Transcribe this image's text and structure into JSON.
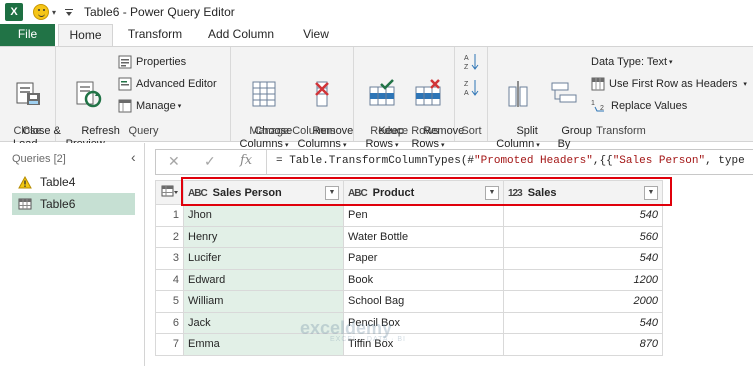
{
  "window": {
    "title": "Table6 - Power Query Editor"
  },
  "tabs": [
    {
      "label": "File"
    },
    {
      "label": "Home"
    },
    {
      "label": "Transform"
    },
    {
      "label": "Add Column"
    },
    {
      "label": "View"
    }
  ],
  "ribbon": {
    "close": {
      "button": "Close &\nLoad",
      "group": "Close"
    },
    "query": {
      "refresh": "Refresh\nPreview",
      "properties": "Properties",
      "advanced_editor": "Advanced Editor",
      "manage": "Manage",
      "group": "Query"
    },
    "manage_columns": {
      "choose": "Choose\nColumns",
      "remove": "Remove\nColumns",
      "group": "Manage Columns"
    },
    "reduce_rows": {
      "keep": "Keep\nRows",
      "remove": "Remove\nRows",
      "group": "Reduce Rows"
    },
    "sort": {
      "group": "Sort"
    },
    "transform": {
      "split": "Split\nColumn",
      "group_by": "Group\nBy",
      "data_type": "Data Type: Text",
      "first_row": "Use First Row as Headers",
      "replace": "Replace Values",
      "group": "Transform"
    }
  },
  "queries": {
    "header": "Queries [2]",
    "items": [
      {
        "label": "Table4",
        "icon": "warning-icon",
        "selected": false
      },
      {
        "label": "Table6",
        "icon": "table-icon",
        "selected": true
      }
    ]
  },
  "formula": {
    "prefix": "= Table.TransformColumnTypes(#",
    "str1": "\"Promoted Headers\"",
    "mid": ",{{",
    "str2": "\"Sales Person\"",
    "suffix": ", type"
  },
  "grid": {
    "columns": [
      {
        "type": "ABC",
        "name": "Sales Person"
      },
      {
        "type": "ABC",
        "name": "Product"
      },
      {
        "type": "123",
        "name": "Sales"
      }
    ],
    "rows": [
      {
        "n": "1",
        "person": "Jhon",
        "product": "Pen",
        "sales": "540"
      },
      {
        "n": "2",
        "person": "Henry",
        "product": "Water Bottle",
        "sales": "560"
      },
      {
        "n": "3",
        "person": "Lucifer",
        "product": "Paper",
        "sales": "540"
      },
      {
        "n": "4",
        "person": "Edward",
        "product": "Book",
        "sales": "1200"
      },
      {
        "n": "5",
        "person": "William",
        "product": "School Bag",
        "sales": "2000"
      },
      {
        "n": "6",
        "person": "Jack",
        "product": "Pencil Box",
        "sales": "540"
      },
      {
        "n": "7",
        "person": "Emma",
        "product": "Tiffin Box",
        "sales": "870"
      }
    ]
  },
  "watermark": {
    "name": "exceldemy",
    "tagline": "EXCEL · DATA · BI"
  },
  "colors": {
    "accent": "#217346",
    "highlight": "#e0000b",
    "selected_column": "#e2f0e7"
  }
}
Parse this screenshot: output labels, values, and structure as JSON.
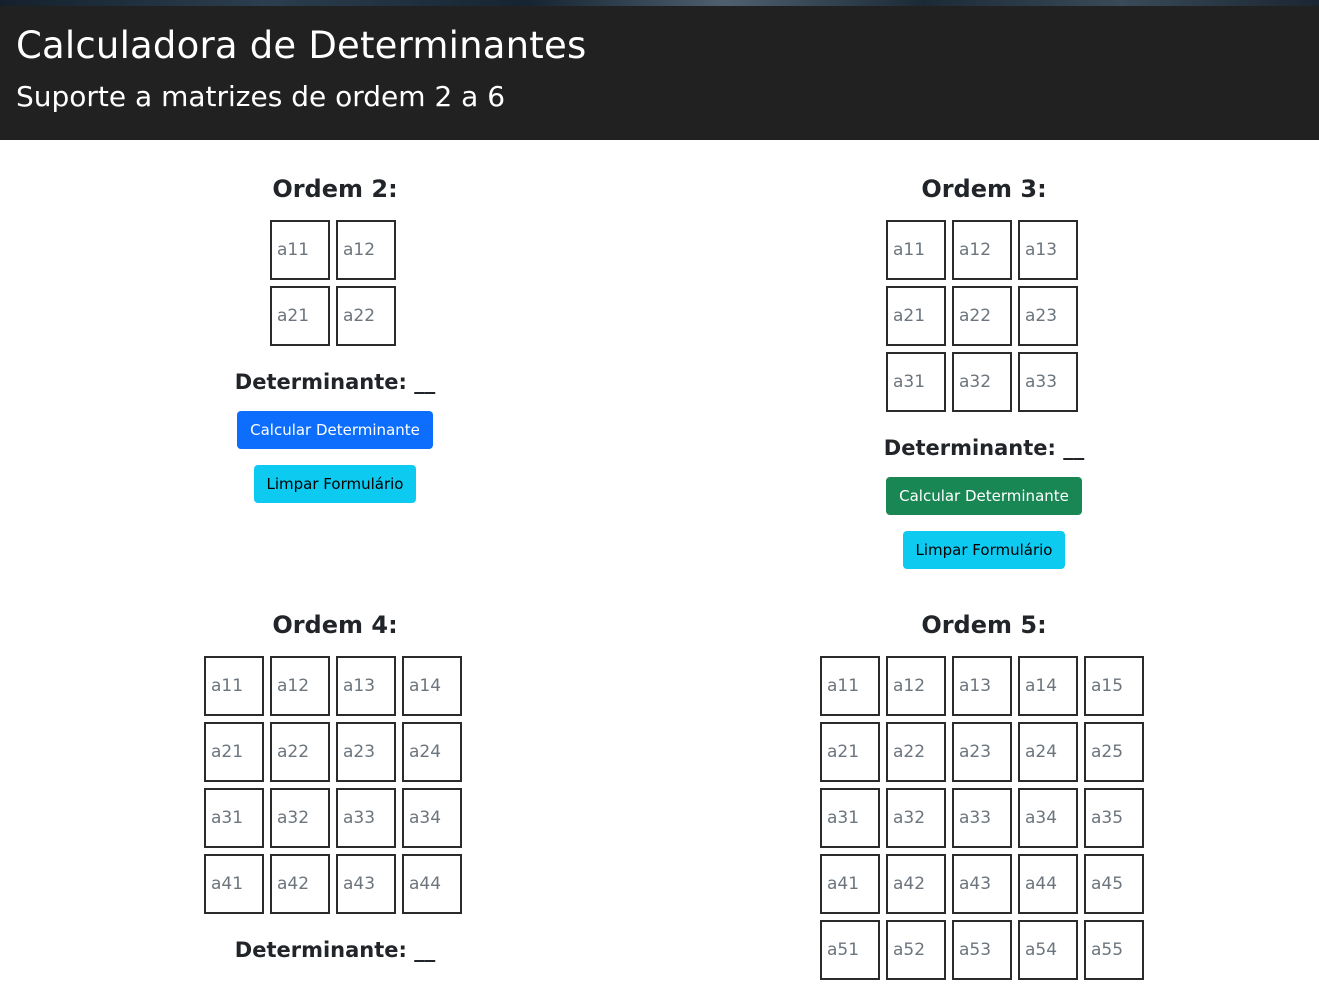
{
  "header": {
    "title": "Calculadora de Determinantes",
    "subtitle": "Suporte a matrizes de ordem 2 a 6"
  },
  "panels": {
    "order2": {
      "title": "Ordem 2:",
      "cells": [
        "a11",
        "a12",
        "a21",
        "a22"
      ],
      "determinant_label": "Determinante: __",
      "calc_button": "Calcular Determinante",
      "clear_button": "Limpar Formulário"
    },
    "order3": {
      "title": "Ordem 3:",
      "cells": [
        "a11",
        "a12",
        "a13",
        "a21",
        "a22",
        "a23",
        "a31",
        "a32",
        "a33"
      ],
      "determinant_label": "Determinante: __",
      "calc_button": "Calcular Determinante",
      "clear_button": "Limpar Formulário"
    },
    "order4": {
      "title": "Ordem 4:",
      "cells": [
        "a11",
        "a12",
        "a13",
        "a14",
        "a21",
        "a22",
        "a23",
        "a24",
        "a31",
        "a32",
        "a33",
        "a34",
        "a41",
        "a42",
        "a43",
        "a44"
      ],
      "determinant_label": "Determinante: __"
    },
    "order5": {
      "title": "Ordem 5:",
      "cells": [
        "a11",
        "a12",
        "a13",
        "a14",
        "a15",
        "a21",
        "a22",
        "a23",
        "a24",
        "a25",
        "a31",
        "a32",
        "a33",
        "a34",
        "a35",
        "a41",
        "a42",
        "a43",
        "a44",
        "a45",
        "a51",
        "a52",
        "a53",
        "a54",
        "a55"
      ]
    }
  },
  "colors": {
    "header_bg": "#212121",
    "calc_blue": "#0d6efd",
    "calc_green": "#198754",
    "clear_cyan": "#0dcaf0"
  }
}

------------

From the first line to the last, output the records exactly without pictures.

→ TASK OUTPUT
Transcribe this image's text and structure into JSON.
{
  "window": {
    "title": "Table6 - Power Query Editor"
  },
  "tabs": [
    {
      "label": "File"
    },
    {
      "label": "Home"
    },
    {
      "label": "Transform"
    },
    {
      "label": "Add Column"
    },
    {
      "label": "View"
    }
  ],
  "ribbon": {
    "close": {
      "button": "Close &\nLoad",
      "group": "Close"
    },
    "query": {
      "refresh": "Refresh\nPreview",
      "properties": "Properties",
      "advanced_editor": "Advanced Editor",
      "manage": "Manage",
      "group": "Query"
    },
    "manage_columns": {
      "choose": "Choose\nColumns",
      "remove": "Remove\nColumns",
      "group": "Manage Columns"
    },
    "reduce_rows": {
      "keep": "Keep\nRows",
      "remove": "Remove\nRows",
      "group": "Reduce Rows"
    },
    "sort": {
      "group": "Sort"
    },
    "transform": {
      "split": "Split\nColumn",
      "group_by": "Group\nBy",
      "data_type": "Data Type: Text",
      "first_row": "Use First Row as Headers",
      "replace": "Replace Values",
      "group": "Transform"
    }
  },
  "queries": {
    "header": "Queries [2]",
    "items": [
      {
        "label": "Table4",
        "icon": "warning-icon",
        "selected": false
      },
      {
        "label": "Table6",
        "icon": "table-icon",
        "selected": true
      }
    ]
  },
  "formula": {
    "prefix": "= Table.TransformColumnTypes(#",
    "str1": "\"Promoted Headers\"",
    "mid": ",{{",
    "str2": "\"Sales Person\"",
    "suffix": ", type"
  },
  "grid": {
    "columns": [
      {
        "type": "ABC",
        "name": "Sales Person"
      },
      {
        "type": "ABC",
        "name": "Product"
      },
      {
        "type": "123",
        "name": "Sales"
      }
    ],
    "rows": [
      {
        "n": "1",
        "person": "Jhon",
        "product": "Pen",
        "sales": "540"
      },
      {
        "n": "2",
        "person": "Henry",
        "product": "Water Bottle",
        "sales": "560"
      },
      {
        "n": "3",
        "person": "Lucifer",
        "product": "Paper",
        "sales": "540"
      },
      {
        "n": "4",
        "person": "Edward",
        "product": "Book",
        "sales": "1200"
      },
      {
        "n": "5",
        "person": "William",
        "product": "School Bag",
        "sales": "2000"
      },
      {
        "n": "6",
        "person": "Jack",
        "product": "Pencil Box",
        "sales": "540"
      },
      {
        "n": "7",
        "person": "Emma",
        "product": "Tiffin Box",
        "sales": "870"
      }
    ]
  },
  "watermark": {
    "name": "exceldemy",
    "tagline": "EXCEL · DATA · BI"
  },
  "colors": {
    "accent": "#217346",
    "highlight": "#e0000b",
    "selected_column": "#e2f0e7"
  }
}
Parse this screenshot: output labels, values, and structure as JSON.
{
  "header": {
    "title": "Calculadora de Determinantes",
    "subtitle": "Suporte a matrizes de ordem 2 a 6"
  },
  "panels": {
    "order2": {
      "title": "Ordem 2:",
      "cells": [
        "a11",
        "a12",
        "a21",
        "a22"
      ],
      "determinant_label": "Determinante: __",
      "calc_button": "Calcular Determinante",
      "clear_button": "Limpar Formulário"
    },
    "order3": {
      "title": "Ordem 3:",
      "cells": [
        "a11",
        "a12",
        "a13",
        "a21",
        "a22",
        "a23",
        "a31",
        "a32",
        "a33"
      ],
      "determinant_label": "Determinante: __",
      "calc_button": "Calcular Determinante",
      "clear_button": "Limpar Formulário"
    },
    "order4": {
      "title": "Ordem 4:",
      "cells": [
        "a11",
        "a12",
        "a13",
        "a14",
        "a21",
        "a22",
        "a23",
        "a24",
        "a31",
        "a32",
        "a33",
        "a34",
        "a41",
        "a42",
        "a43",
        "a44"
      ],
      "determinant_label": "Determinante: __"
    },
    "order5": {
      "title": "Ordem 5:",
      "cells": [
        "a11",
        "a12",
        "a13",
        "a14",
        "a15",
        "a21",
        "a22",
        "a23",
        "a24",
        "a25",
        "a31",
        "a32",
        "a33",
        "a34",
        "a35",
        "a41",
        "a42",
        "a43",
        "a44",
        "a45",
        "a51",
        "a52",
        "a53",
        "a54",
        "a55"
      ]
    }
  },
  "colors": {
    "header_bg": "#212121",
    "calc_blue": "#0d6efd",
    "calc_green": "#198754",
    "clear_cyan": "#0dcaf0"
  }
}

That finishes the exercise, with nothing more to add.